Stop the madness! A big part of any water and wastewater system is getting information from it. To do this, we have to have a form of communication coming from the equipment - basically, we need a way to talk to our system. There are different ways to do this, but here are a few of the most common.
- Local lights. It's basic, but a local light, whether it's a beacon light on top of a control panel or an indicator light in a MCC, is letting us know that something is happening in your system. These local lights work really well - if someone is there and paying attention to it.
- Dialers. A lot of times a dialer is the next step up from a beacon light. A dialer requires a dedicated phone line. It takes the readings from sensors and relays that you have in the control panel, and translates them into messages. It is programmed to call you with a prerecorded message when certain conditions are reached, like a high level or low temperature. The specificity of the prerecorded message depends on how many channels the dialer has. You can have anywhere from 4 channels (which would have 4 prerecorded messages) to hundreds (hundreds of prerecorded messages). Often, a 4 channel dialer that is serving multiple sites will have common alarms, like "Lift Station 1 Common Alarm" that calls when any of the alarm conditions are reached. The dialers with hundreds of channels are often used in as "master" dialers in SCADA systems that use a different form of communication between sites.
- Modems. Modems require phone lines, too, but they're sending data through the phone line to the master site. The master site has a PLC that takes all the information received through the modems and displays it, via an HMI, touchscreen or computer. Modem can be pretty sensitive to "noise" on phone lines, and older phone lines can cause communication problems in these systems. Additionally, newer phone lines can be more reliable but often come at a higher cost.
- Cellular/Satellite. Cellular and satellite systems work in similar ways, so I've grouped them together. Controllers with the communication abilities are placed at remote sites, and communicate either via a cellular network or a satellite network to a third party. The third party has a predesigned SCADA software that is accessible from a internet browser. These systems are prepackaged, and have an ongoing fee (monthly or annually) to be able to access the SCADA system. Additionally, you are reliant on the maintenance of the third party SCADA system. If there is a problem, our ability to troubleshoot and fix the system is limited to your equipment - we can't fix or troubleshoot the third party equipment. The place for this kind of system is often in a difficult to reach location that doesn't have line of site with another site.

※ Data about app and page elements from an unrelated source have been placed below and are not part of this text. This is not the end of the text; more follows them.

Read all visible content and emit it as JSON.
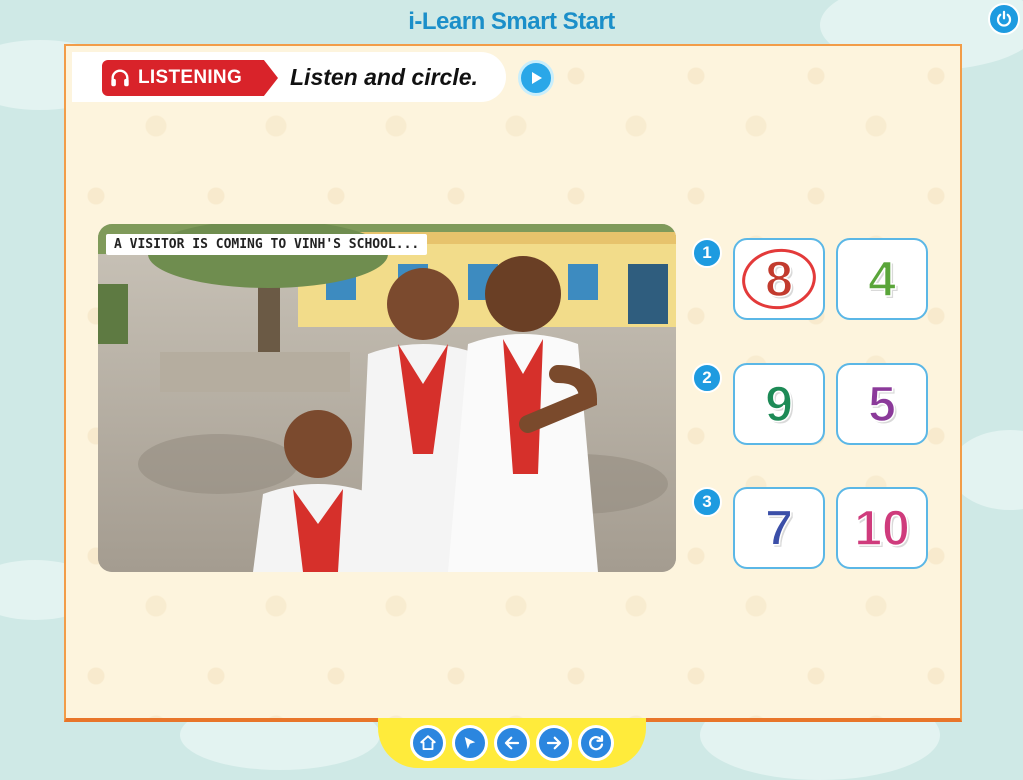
{
  "app": {
    "title": "i-Learn Smart Start"
  },
  "instruction": {
    "badge_label": "LISTENING",
    "text": "Listen and circle."
  },
  "photo": {
    "caption": "A VISITOR IS COMING TO VINH'S SCHOOL..."
  },
  "questions": [
    {
      "number": "1",
      "options": [
        {
          "value": "8",
          "color": "#c23b2e",
          "selected": true
        },
        {
          "value": "4",
          "color": "#5aa53a",
          "selected": false
        }
      ]
    },
    {
      "number": "2",
      "options": [
        {
          "value": "9",
          "color": "#1d8a56",
          "selected": false
        },
        {
          "value": "5",
          "color": "#8b3a9a",
          "selected": false
        }
      ]
    },
    {
      "number": "3",
      "options": [
        {
          "value": "7",
          "color": "#3b4fa8",
          "selected": false
        },
        {
          "value": "10",
          "color": "#cf3b7c",
          "selected": false
        }
      ]
    }
  ],
  "icons": {
    "power": "power-icon",
    "headphones": "headphones-icon",
    "play": "play-icon",
    "home": "home-icon",
    "pointer": "pointer-icon",
    "back": "arrow-left-icon",
    "forward": "arrow-right-icon",
    "reload": "refresh-icon"
  },
  "colors": {
    "accent": "#1e9be0",
    "badge": "#d9232a",
    "board": "#fdf4dd",
    "nav": "#ffeb3b"
  }
}
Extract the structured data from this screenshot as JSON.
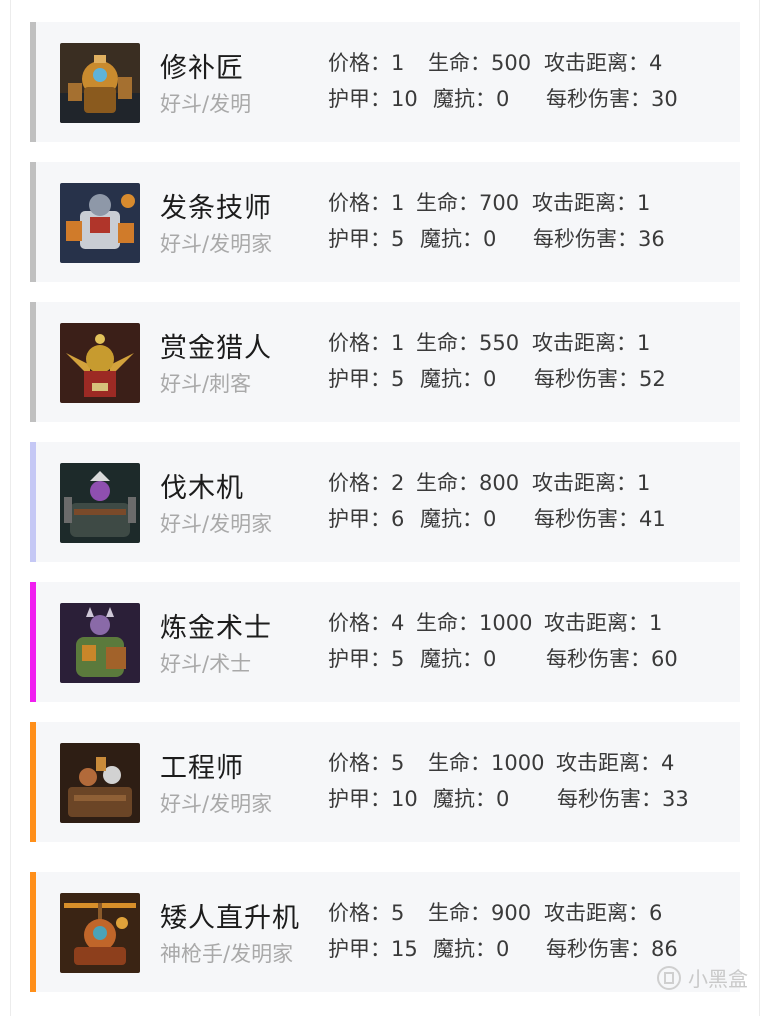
{
  "labels": {
    "price": "价格：",
    "hp": "生命：",
    "range": "攻击距离：",
    "armor": "护甲：",
    "mr": "魔抗：",
    "dps": "每秒伤害："
  },
  "units": [
    {
      "name": "修补匠",
      "traits": "好斗/发明",
      "price": "1",
      "hp": "500",
      "range": "4",
      "armor": "10",
      "mr": "0",
      "dps": "30",
      "accent": "#c0c0c0",
      "portrait": "tinker-portrait"
    },
    {
      "name": "发条技师",
      "traits": "好斗/发明家",
      "price": "1",
      "hp": "700",
      "range": "1",
      "armor": "5",
      "mr": "0",
      "dps": "36",
      "accent": "#c0c0c0",
      "portrait": "clockwerk-portrait"
    },
    {
      "name": "赏金猎人",
      "traits": "好斗/刺客",
      "price": "1",
      "hp": "550",
      "range": "1",
      "armor": "5",
      "mr": "0",
      "dps": "52",
      "accent": "#c0c0c0",
      "portrait": "bounty-hunter-portrait"
    },
    {
      "name": "伐木机",
      "traits": "好斗/发明家",
      "price": "2",
      "hp": "800",
      "range": "1",
      "armor": "6",
      "mr": "0",
      "dps": "41",
      "accent": "#c5c8f5",
      "portrait": "timbersaw-portrait"
    },
    {
      "name": "炼金术士",
      "traits": "好斗/术士",
      "price": "4",
      "hp": "1000",
      "range": "1",
      "armor": "5",
      "mr": "0",
      "dps": "60",
      "accent": "#f01ef0",
      "portrait": "alchemist-portrait"
    },
    {
      "name": "工程师",
      "traits": "好斗/发明家",
      "price": "5",
      "hp": "1000",
      "range": "4",
      "armor": "10",
      "mr": "0",
      "dps": "33",
      "accent": "#ff8f1a",
      "portrait": "techies-portrait"
    },
    {
      "name": "矮人直升机",
      "traits": "神枪手/发明家",
      "price": "5",
      "hp": "900",
      "range": "6",
      "armor": "15",
      "mr": "0",
      "dps": "86",
      "accent": "#ff8f1a",
      "portrait": "gyrocopter-portrait"
    }
  ],
  "watermark": {
    "text": "小黑盒",
    "icon": "xiaoheihe-logo-icon"
  }
}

- Radios. Radios provide wireless communication, and increasingly are becoming more powerful. The industrial radios that we use in water and wastewater systems are industrial strength that offer communication over large distances. There are both licensed and unlicensed radios. Unlicensed radios do not require and FCC license and work really well for many smaller systems. For longer distances that require more power, licensed radios are a great solution. Contrary to Marshall Mather's quote that "the FCC won't let me be me", getting and maintaining a FCC license is not a big deal. There is an initial license coordination fee, and the license needs to be renewed every 10 years for a small fee. While there are companies that will handle the renewal for you, it is definitely something that can be completed by the system itself.
- Fiber optic lines. Fiber optic lines can transfer a lot of information very quickly, and don't require very expensive equipment on either side - just a fiber optic switch. Laying fiber lines is expensive, and it requires a physical line between each site. This often makes it feasible for water and wastewater treatment plants, but untenable for communicating between remote sites like wells and lift stations.